* Assigned task:
In the listing below, count the lines containing the string "value" and state only the number.

* Dataset records:
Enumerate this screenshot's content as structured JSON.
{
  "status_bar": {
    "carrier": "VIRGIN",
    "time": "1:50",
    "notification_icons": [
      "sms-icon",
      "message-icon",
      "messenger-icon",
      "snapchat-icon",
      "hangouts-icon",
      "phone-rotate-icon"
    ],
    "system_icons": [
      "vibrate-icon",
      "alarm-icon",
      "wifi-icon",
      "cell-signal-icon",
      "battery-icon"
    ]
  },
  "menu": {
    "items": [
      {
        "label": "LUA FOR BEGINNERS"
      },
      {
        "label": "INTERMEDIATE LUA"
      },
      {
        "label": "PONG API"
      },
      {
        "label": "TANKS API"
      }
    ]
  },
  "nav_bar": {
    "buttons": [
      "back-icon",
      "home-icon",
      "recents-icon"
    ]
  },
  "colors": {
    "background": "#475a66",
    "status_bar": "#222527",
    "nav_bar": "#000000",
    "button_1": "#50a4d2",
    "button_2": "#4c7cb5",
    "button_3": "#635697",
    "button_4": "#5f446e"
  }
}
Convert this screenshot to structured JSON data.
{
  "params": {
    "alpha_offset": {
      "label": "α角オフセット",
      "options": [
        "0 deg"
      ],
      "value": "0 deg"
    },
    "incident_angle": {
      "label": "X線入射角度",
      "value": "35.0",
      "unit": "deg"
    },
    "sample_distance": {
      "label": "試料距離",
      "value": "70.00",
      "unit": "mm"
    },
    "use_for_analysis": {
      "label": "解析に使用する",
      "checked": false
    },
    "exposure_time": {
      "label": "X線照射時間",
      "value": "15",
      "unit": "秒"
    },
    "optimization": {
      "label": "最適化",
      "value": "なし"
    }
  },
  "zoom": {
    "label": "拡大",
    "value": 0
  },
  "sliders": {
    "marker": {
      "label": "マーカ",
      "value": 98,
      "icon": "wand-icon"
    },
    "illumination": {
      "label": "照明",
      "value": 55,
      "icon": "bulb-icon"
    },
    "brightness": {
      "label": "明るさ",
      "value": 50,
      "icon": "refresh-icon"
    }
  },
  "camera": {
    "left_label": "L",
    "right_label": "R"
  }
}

* Answer box:
9